THURSDAY, Nov. 9, 2017 (HealthDay News) -- Americans' long love affair with cancer-causing cigarettes is fading -- but not gone.
One in five U.S. adults still used tobacco in 2015, and most were smokers, a new federal government study of tobacco products reported Thursday.
There were 49 million tobacco users, according to the 2015 U.S. National Health Interview Survey.

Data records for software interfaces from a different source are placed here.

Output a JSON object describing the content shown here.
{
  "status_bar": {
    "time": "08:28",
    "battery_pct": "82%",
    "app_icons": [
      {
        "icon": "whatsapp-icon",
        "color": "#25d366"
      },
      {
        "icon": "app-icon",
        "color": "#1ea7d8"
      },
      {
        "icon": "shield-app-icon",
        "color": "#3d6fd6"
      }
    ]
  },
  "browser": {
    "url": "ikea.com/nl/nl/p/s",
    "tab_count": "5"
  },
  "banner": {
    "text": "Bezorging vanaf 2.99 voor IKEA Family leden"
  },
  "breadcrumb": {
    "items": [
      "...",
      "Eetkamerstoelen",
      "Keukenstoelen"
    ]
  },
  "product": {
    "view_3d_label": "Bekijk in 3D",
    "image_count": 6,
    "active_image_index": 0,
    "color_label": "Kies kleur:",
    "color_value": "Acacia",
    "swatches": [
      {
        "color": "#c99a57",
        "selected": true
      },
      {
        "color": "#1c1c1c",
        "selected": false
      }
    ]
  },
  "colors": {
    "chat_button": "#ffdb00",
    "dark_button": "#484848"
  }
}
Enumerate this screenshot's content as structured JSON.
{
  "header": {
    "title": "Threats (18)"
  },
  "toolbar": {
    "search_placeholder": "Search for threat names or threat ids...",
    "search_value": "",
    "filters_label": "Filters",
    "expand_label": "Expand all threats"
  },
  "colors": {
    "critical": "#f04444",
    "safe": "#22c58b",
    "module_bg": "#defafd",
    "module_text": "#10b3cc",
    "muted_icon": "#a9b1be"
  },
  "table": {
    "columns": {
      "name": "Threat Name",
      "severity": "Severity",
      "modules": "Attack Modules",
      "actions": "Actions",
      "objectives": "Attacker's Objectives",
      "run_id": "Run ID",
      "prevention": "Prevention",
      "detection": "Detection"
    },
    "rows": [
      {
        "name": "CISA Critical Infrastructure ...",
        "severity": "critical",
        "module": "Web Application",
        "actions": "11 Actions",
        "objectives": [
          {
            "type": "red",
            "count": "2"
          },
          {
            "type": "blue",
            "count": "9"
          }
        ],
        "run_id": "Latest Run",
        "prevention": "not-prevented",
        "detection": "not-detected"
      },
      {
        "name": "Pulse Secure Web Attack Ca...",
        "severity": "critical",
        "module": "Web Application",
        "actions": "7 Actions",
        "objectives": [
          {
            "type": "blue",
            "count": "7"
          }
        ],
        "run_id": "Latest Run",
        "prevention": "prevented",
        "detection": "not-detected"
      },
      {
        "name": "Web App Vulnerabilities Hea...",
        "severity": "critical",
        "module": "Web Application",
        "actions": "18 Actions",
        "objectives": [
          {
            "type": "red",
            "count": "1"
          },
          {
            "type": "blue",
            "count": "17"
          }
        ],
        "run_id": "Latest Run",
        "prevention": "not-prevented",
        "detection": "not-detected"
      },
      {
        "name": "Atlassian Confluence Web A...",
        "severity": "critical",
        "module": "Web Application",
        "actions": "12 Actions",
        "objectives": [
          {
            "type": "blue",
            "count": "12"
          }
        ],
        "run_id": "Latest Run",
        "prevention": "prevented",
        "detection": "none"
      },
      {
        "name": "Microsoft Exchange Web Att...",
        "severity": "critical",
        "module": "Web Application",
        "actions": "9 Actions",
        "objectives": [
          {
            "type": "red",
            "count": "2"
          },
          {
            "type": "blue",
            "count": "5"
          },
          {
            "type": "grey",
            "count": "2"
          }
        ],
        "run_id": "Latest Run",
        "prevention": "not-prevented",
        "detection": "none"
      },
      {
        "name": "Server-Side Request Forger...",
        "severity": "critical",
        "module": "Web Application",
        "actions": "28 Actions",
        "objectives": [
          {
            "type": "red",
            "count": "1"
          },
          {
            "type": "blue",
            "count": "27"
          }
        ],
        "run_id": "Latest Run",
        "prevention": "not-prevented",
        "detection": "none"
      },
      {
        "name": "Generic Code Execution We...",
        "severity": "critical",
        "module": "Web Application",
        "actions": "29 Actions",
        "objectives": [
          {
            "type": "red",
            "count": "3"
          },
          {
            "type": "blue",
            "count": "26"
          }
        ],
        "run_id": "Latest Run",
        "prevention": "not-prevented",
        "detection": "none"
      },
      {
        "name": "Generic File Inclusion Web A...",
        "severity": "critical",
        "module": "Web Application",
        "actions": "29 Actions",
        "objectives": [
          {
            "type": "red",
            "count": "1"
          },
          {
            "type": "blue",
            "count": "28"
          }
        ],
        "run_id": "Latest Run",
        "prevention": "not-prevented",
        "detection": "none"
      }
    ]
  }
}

Of those, 42 million used either cigarettes, cigars or hookahs and water pipes.
The remainder used electronic cigarettes or smokeless tobacco products such as chewing tobacco, snuff, dip, snus, and dissolvable tobacco.
Tobacco use was more common among men than among women, and more common among younger adults, aged 25 to 44, than older adults, aged 65 and older.
Tobacco use was also higher among certain people: those in the Midwest; those with annual household incomes under $35,000; those uninsured or on Medicaid; those with a disability; and those who are lesbian, gay, or bisexual.
Tobacco use was also much higher among adults with serious psychological distress, according to the report from the U.S. Centers for Disease Control and Prevention and the U.S. Food and Drug Administration's Center for Tobacco Products.
The data also showed that 9.5 million American adults reported "every day" or "some day" use of at least two tobacco products, with cigarettes the most commonly used product (15 percent) followed by e-cigarettes (3.5 percent).
"Too many Americans are harmed by cigarette smoking, which is the nation's leading preventable cause of death and disease," CDC Director Dr. Brenda Fitzgerald said in an agency news release.
Smoking kills about 480,000 Americans each year and about 16 million Americans have a smoking-related illness.
According to FDA Commissioner Dr. Scott Gottlieb, "These results make clear that more action is needed to reduce the disease and death caused by cigarette use -- and the FDA has announced a comprehensive approach to do just that."
Gottlieb said, "As part of this effort, the FDA is focusing on the role that nicotine plays in creating and sustaining addiction to combustible cigarettes, by seeking to regulate the nicotine content in cigarettes to render them minimally or non-addictive. This will be coupled with efforts to encourage innovation of potentially less harmful products, including electronic nicotine delivery systems."
The findings were published in the Nov. 9 issue of the CDC's Morbidity and Mortality Weekly Report.
The American Cancer Society offers a guide to quitting smoking.